==== Record set ====

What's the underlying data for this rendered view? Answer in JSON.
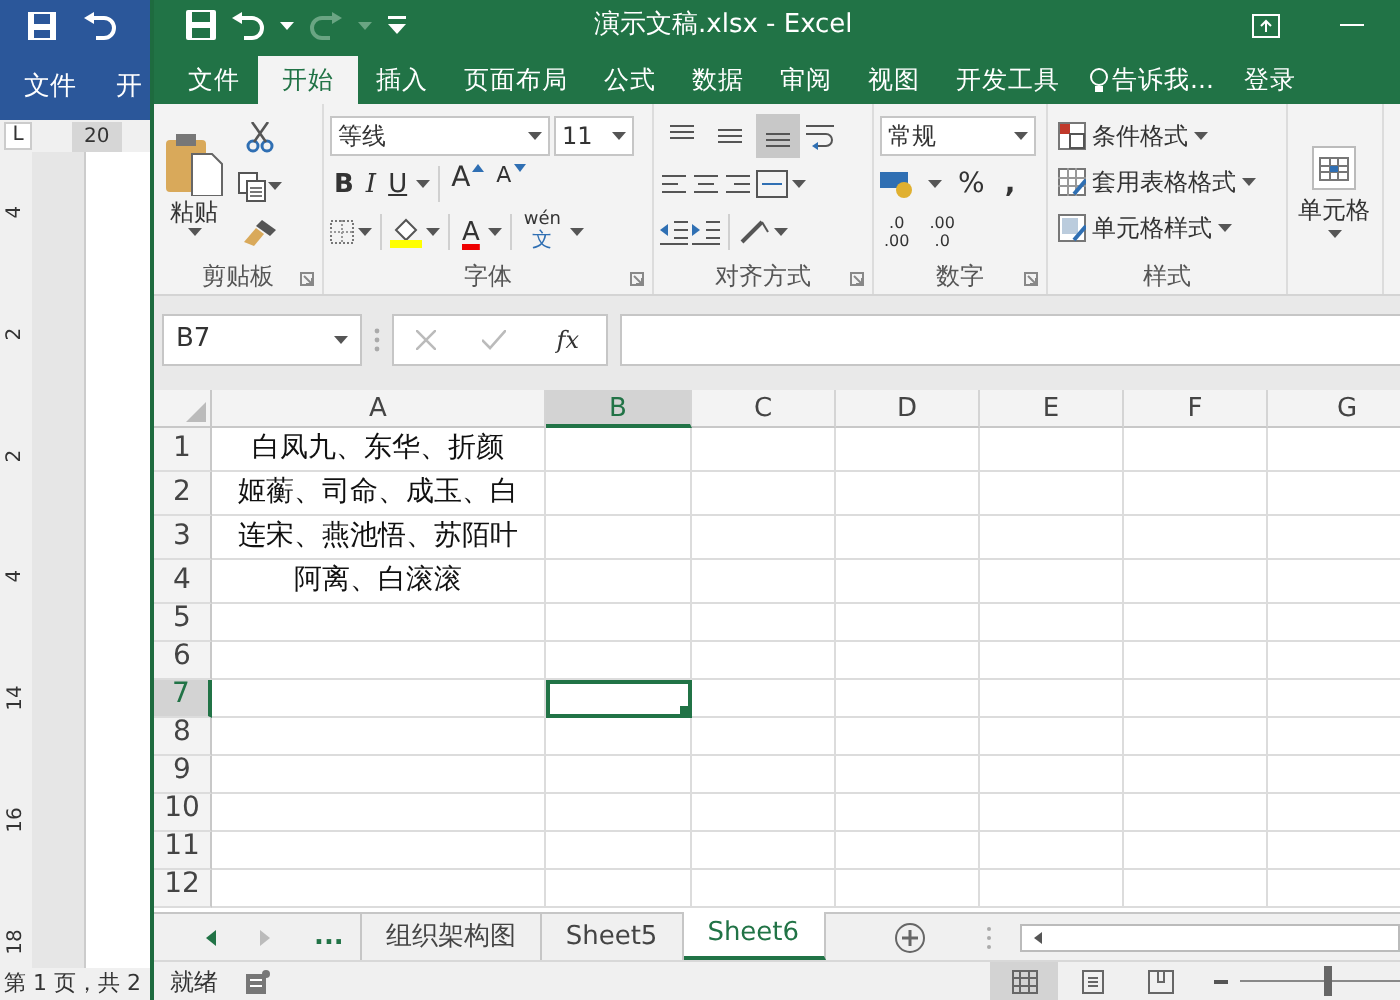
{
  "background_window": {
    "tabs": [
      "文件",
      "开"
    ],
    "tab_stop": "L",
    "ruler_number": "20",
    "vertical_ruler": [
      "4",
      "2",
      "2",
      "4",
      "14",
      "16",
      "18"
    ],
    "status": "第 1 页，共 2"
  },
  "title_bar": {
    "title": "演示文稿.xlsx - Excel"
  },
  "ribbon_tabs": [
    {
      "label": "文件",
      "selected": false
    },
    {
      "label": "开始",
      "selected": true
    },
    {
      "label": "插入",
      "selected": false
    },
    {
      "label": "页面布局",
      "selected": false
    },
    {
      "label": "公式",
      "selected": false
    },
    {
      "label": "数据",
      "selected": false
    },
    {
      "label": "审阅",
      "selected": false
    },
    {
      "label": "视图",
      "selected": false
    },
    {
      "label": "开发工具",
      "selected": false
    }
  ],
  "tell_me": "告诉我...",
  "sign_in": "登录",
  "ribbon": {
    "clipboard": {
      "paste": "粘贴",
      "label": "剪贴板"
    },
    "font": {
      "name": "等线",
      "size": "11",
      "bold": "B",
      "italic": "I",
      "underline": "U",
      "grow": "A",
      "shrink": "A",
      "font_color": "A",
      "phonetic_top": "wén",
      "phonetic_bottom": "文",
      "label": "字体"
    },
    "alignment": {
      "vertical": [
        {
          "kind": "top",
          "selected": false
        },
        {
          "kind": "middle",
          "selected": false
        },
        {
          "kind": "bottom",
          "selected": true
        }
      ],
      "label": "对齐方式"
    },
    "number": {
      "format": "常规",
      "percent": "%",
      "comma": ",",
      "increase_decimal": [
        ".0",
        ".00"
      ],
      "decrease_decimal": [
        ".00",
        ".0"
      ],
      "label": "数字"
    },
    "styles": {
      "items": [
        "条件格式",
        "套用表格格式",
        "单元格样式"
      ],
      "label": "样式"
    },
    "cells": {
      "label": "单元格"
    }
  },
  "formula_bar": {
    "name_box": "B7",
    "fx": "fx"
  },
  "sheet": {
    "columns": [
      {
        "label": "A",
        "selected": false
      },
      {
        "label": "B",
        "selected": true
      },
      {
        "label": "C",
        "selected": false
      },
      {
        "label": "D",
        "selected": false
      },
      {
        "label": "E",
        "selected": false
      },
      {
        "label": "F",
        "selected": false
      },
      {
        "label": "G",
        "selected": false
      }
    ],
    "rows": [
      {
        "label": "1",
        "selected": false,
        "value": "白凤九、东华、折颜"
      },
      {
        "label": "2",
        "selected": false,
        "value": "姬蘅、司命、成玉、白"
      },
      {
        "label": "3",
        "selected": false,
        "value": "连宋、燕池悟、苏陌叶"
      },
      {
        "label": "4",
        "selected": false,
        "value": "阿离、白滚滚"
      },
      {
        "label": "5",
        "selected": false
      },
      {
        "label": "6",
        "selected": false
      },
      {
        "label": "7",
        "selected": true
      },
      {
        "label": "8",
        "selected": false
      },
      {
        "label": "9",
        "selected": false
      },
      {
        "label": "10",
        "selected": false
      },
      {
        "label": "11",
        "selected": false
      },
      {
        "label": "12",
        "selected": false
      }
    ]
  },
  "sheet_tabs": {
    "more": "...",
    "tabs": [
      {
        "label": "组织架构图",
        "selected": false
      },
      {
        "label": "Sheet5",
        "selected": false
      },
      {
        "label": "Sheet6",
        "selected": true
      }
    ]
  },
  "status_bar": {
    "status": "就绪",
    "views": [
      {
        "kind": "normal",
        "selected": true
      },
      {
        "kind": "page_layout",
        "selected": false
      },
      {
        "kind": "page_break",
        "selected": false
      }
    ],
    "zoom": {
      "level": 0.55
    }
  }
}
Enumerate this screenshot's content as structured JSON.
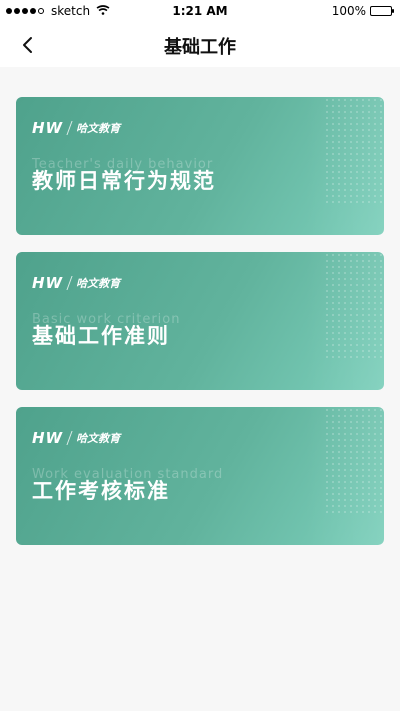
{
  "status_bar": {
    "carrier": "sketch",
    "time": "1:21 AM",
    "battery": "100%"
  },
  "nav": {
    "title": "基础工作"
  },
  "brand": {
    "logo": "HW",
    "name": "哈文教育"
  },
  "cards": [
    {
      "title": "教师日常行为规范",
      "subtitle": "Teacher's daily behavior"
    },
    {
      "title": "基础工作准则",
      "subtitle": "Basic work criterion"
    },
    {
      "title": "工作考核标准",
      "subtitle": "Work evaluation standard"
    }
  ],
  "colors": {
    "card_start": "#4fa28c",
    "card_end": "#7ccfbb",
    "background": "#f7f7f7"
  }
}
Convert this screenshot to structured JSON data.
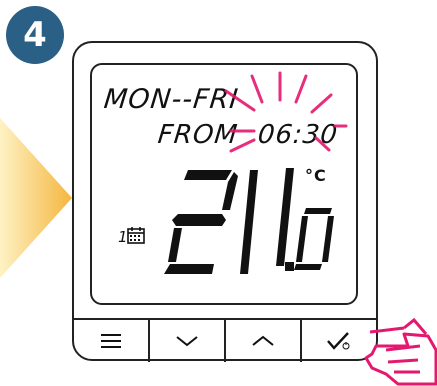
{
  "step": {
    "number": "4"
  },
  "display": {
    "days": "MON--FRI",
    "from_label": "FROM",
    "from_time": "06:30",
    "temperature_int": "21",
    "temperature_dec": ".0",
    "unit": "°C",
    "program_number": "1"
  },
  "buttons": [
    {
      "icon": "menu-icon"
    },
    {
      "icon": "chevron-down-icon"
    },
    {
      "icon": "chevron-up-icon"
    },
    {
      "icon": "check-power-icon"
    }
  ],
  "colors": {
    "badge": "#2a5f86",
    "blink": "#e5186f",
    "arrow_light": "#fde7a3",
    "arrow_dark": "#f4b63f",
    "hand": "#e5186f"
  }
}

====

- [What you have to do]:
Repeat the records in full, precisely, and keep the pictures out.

- [Exercise response]:
What's the underlying data for this rendered view? Answer in JSON.
{
  "background_window": {
    "tabs": [
      "文件",
      "开"
    ],
    "tab_stop": "L",
    "ruler_number": "20",
    "vertical_ruler": [
      "4",
      "2",
      "2",
      "4",
      "14",
      "16",
      "18"
    ],
    "status": "第 1 页，共 2"
  },
  "title_bar": {
    "title": "演示文稿.xlsx - Excel"
  },
  "ribbon_tabs": [
    {
      "label": "文件",
      "selected": false
    },
    {
      "label": "开始",
      "selected": true
    },
    {
      "label": "插入",
      "selected": false
    },
    {
      "label": "页面布局",
      "selected": false
    },
    {
      "label": "公式",
      "selected": false
    },
    {
      "label": "数据",
      "selected": false
    },
    {
      "label": "审阅",
      "selected": false
    },
    {
      "label": "视图",
      "selected": false
    },
    {
      "label": "开发工具",
      "selected": false
    }
  ],
  "tell_me": "告诉我...",
  "sign_in": "登录",
  "ribbon": {
    "clipboard": {
      "paste": "粘贴",
      "label": "剪贴板"
    },
    "font": {
      "name": "等线",
      "size": "11",
      "bold": "B",
      "italic": "I",
      "underline": "U",
      "grow": "A",
      "shrink": "A",
      "font_color": "A",
      "phonetic_top": "wén",
      "phonetic_bottom": "文",
      "label": "字体"
    },
    "alignment": {
      "vertical": [
        {
          "kind": "top",
          "selected": false
        },
        {
          "kind": "middle",
          "selected": false
        },
        {
          "kind": "bottom",
          "selected": true
        }
      ],
      "label": "对齐方式"
    },
    "number": {
      "format": "常规",
      "percent": "%",
      "comma": ",",
      "increase_decimal": [
        ".0",
        ".00"
      ],
      "decrease_decimal": [
        ".00",
        ".0"
      ],
      "label": "数字"
    },
    "styles": {
      "items": [
        "条件格式",
        "套用表格格式",
        "单元格样式"
      ],
      "label": "样式"
    },
    "cells": {
      "label": "单元格"
    }
  },
  "formula_bar": {
    "name_box": "B7",
    "fx": "fx"
  },
  "sheet": {
    "columns": [
      {
        "label": "A",
        "selected": false
      },
      {
        "label": "B",
        "selected": true
      },
      {
        "label": "C",
        "selected": false
      },
      {
        "label": "D",
        "selected": false
      },
      {
        "label": "E",
        "selected": false
      },
      {
        "label": "F",
        "selected": false
      },
      {
        "label": "G",
        "selected": false
      }
    ],
    "rows": [
      {
        "label": "1",
        "selected": false,
        "value": "白凤九、东华、折颜"
      },
      {
        "label": "2",
        "selected": false,
        "value": "姬蘅、司命、成玉、白"
      },
      {
        "label": "3",
        "selected": false,
        "value": "连宋、燕池悟、苏陌叶"
      },
      {
        "label": "4",
        "selected": false,
        "value": "阿离、白滚滚"
      },
      {
        "label": "5",
        "selected": false
      },
      {
        "label": "6",
        "selected": false
      },
      {
        "label": "7",
        "selected": true
      },
      {
        "label": "8",
        "selected": false
      },
      {
        "label": "9",
        "selected": false
      },
      {
        "label": "10",
        "selected": false
      },
      {
        "label": "11",
        "selected": false
      },
      {
        "label": "12",
        "selected": false
      }
    ]
  },
  "sheet_tabs": {
    "more": "...",
    "tabs": [
      {
        "label": "组织架构图",
        "selected": false
      },
      {
        "label": "Sheet5",
        "selected": false
      },
      {
        "label": "Sheet6",
        "selected": true
      }
    ]
  },
  "status_bar": {
    "status": "就绪",
    "views": [
      {
        "kind": "normal",
        "selected": true
      },
      {
        "kind": "page_layout",
        "selected": false
      },
      {
        "kind": "page_break",
        "selected": false
      }
    ],
    "zoom": {
      "level": 0.55
    }
  }
}
Enumerate this screenshot's content as structured JSON.
{
  "status_bar": {
    "carrier": "sketch",
    "time": "1:21 AM",
    "battery": "100%"
  },
  "nav": {
    "title": "基础工作"
  },
  "brand": {
    "logo": "HW",
    "name": "哈文教育"
  },
  "cards": [
    {
      "title": "教师日常行为规范",
      "subtitle": "Teacher's daily behavior"
    },
    {
      "title": "基础工作准则",
      "subtitle": "Basic work criterion"
    },
    {
      "title": "工作考核标准",
      "subtitle": "Work evaluation standard"
    }
  ],
  "colors": {
    "card_start": "#4fa28c",
    "card_end": "#7ccfbb",
    "background": "#f7f7f7"
  }
}
Convert this screenshot to structured JSON data.
{
  "step": {
    "number": "4"
  },
  "display": {
    "days": "MON--FRI",
    "from_label": "FROM",
    "from_time": "06:30",
    "temperature_int": "21",
    "temperature_dec": ".0",
    "unit": "°C",
    "program_number": "1"
  },
  "buttons": [
    {
      "icon": "menu-icon"
    },
    {
      "icon": "chevron-down-icon"
    },
    {
      "icon": "chevron-up-icon"
    },
    {
      "icon": "check-power-icon"
    }
  ],
  "colors": {
    "badge": "#2a5f86",
    "blink": "#e5186f",
    "arrow_light": "#fde7a3",
    "arrow_dark": "#f4b63f",
    "hand": "#e5186f"
  }
}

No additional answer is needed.